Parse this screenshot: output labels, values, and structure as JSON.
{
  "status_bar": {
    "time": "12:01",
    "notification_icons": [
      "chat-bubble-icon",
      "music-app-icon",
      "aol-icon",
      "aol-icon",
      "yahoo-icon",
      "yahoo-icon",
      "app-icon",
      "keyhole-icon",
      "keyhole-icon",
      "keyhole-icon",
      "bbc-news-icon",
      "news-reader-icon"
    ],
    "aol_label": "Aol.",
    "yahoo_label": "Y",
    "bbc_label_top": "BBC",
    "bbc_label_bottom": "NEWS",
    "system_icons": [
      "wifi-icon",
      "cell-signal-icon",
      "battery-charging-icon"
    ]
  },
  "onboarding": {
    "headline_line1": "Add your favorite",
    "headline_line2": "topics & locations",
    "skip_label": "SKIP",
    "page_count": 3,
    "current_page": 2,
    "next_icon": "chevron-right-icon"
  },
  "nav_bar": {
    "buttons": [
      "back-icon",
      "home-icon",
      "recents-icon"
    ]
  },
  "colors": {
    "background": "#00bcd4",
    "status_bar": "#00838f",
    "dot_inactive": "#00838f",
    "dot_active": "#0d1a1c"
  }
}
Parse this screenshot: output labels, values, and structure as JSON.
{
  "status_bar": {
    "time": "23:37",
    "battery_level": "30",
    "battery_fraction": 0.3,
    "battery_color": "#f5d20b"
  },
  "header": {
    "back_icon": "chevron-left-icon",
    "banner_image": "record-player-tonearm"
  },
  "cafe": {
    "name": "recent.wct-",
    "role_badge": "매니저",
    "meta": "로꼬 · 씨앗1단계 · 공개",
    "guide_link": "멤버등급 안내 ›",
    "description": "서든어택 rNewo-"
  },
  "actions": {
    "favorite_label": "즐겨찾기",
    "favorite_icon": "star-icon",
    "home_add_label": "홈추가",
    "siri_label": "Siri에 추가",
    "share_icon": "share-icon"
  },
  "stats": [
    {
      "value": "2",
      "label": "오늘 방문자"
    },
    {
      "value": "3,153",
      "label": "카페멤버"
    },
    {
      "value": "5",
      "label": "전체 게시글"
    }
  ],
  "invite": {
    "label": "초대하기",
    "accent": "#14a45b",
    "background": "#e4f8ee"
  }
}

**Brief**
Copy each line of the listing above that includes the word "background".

**Exercise response**
    "background": "#00bcd4",
    "background": "#e4f8ee"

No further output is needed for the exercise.